Keyword spotting, the task of finding words or phrases of interest in audio, is related to, but still quite different from that of speech recognition, where a verbatim transcript is desired. Keyword spotting has the objective of extracting specific, content-bearing words or phrases, and this makes it crucial to use a performance measure that does not weight all word tokens equally. One such measure is the Actual Term Weighted Value (ATWV), which has been used in the IARPA-funded Babel project, and this talk is focused on techniques that have its maximization as the optimization objective. Two such techniques are score normalization and system combination. Score normalization aims at converting the scores of different keywords so that they are commensurate with each other, and they more closely correspond to the probability of being correct than raw posteriors. System combination merges the detections of multiple systems together, thus combining the strengths of different detection modalities, tokenizations, or models. Both of these techniques were applied successfully by BBN in the official evaluation of the Babel project in March/April of 2013, resulting in large gains, of the order of 8-10 points (absolute) in five different languages.

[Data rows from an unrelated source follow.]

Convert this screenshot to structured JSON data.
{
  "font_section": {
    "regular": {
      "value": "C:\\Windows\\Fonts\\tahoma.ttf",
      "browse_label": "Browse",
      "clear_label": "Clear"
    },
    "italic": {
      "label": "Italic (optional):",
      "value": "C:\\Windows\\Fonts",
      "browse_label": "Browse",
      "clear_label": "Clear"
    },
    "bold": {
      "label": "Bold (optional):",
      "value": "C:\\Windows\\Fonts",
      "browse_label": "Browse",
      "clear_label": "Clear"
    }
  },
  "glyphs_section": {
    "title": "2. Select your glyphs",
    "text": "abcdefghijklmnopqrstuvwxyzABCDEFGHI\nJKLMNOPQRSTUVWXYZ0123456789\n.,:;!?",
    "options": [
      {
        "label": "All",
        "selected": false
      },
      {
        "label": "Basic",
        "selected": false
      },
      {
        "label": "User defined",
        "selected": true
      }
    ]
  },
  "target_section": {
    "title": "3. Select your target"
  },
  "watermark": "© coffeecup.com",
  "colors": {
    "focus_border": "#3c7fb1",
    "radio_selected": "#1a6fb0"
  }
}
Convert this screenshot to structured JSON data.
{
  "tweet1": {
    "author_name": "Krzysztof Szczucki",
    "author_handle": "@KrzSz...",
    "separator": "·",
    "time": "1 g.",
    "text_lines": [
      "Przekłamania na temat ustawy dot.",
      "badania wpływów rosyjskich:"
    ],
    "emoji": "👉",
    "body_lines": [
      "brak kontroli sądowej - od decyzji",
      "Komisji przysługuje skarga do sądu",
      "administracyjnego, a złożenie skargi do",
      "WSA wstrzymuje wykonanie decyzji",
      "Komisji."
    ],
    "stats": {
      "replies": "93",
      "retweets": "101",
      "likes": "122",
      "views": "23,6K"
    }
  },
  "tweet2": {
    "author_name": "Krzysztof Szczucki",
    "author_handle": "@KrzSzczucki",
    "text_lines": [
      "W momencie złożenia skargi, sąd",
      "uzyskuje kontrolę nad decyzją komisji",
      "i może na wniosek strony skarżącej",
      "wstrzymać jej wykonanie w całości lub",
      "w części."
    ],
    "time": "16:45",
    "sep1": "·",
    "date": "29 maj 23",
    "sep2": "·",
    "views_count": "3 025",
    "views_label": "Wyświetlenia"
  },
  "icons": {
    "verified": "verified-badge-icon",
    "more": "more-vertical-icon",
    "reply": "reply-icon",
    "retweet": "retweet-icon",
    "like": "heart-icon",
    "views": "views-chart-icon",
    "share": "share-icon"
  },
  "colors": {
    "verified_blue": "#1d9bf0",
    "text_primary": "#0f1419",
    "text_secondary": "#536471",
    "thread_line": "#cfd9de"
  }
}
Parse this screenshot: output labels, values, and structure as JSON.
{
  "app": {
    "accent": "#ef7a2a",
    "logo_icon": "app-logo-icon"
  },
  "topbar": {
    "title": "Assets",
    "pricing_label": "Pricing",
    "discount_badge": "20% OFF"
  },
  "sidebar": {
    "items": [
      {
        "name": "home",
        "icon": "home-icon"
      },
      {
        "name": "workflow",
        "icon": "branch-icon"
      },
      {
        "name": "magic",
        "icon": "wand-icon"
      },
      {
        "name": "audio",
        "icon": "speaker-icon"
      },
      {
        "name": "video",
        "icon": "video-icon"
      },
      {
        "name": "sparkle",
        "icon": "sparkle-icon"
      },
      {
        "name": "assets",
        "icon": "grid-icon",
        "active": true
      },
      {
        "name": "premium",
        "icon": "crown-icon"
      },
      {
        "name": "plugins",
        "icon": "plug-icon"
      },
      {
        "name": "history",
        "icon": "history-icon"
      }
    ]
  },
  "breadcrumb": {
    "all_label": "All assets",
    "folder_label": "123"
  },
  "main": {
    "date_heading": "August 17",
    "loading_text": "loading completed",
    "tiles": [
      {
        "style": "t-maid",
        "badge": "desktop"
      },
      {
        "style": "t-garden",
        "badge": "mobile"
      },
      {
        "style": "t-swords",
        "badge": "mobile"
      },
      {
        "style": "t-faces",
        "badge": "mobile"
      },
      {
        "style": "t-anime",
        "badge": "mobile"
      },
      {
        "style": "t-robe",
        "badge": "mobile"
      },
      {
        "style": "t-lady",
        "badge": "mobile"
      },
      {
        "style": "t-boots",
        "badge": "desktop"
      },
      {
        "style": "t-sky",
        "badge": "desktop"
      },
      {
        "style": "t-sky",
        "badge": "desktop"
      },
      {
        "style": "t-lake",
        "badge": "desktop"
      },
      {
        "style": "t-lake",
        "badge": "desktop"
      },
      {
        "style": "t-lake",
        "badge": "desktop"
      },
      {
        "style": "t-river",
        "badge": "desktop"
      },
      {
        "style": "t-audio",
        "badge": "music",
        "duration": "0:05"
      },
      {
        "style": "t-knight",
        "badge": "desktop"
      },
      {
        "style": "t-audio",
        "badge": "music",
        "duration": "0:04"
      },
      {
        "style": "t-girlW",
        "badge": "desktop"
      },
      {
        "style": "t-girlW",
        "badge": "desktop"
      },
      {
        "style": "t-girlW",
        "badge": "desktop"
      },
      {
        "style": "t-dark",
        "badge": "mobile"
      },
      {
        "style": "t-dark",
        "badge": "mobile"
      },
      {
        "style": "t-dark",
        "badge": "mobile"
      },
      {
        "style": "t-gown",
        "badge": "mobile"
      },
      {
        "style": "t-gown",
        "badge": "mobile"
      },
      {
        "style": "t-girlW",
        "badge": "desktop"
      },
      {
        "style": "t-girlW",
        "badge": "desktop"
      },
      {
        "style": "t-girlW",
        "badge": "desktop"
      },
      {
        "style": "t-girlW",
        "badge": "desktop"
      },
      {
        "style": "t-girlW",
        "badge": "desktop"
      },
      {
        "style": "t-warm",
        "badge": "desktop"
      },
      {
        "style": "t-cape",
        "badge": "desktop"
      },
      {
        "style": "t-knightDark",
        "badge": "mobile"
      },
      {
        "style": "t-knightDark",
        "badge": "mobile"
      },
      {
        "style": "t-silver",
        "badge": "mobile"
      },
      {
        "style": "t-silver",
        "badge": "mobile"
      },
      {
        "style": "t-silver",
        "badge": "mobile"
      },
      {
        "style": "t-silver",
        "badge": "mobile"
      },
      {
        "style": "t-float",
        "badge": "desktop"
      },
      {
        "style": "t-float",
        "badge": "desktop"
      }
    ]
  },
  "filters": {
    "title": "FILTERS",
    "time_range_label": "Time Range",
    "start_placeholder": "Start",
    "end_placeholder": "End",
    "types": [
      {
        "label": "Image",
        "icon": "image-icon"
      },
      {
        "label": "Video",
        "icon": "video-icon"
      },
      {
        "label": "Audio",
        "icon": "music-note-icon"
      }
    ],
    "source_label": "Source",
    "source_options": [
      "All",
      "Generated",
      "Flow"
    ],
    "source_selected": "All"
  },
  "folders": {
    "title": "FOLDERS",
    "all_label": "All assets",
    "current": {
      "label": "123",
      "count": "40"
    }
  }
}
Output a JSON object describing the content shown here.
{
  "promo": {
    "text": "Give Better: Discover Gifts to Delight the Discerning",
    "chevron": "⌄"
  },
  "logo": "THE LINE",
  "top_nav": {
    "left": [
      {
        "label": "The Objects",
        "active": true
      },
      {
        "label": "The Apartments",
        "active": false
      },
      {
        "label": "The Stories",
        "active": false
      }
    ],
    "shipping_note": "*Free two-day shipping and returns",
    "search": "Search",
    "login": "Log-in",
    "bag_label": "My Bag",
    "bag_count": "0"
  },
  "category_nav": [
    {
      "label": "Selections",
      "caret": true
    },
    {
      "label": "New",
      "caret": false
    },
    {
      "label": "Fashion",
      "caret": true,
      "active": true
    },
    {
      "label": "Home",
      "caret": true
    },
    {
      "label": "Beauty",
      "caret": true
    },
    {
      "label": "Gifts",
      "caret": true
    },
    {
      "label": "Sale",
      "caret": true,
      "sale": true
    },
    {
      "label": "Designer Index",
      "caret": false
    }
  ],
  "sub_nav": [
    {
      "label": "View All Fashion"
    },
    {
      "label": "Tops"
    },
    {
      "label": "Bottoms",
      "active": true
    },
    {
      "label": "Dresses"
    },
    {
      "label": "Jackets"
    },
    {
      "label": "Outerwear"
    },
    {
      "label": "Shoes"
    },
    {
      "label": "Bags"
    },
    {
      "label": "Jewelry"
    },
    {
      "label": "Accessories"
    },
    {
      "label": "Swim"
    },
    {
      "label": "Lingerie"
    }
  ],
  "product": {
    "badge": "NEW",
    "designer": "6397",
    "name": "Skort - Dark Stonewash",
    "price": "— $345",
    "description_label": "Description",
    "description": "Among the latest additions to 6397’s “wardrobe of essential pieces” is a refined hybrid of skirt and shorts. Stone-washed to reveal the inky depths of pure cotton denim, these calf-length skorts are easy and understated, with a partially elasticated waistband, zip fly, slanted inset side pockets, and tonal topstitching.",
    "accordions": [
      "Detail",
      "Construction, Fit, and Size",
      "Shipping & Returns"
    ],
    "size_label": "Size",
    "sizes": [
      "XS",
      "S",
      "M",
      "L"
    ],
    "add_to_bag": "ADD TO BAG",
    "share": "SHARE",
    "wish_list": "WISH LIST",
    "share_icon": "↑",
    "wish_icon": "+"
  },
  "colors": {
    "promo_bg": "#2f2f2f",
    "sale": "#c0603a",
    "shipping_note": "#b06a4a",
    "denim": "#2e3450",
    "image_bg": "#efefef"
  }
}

(This work was done in collaboration with Richard M. Schwartz; the contribution of BBN colleagues S. Tsakalidis, I. Bulyko, L. Zhang, S. Ranjan, T. Ng, R. Hsiao, G. Saikumar, L. Nguyen, J. Makhoul, as well as other members of the BABELON team, is gratefully acknowledged.)
Damianos Karakos has been a Research Scientist with Raytheon BBN Technologies since June 2012. He obtained the PhD in Electrical Engineering from the University of Maryland in 2002. He was a postdoctoral fellow in the Department of Electrical Engineering and the Center for Language and Speech Processing at Johns Hopkins University between 2003 and 2007. He became Assistant Research Professor in 2007, and, additionally, Research Scientist with the Human Language Technology Center of Excellence at JHU in 2011. His research interests lie in the general area of statistical pattern recognition, with a focus on speech and language applications.
Created by Marcia G. Davidson at Friday, November 15, 2013 at 4:36 PM.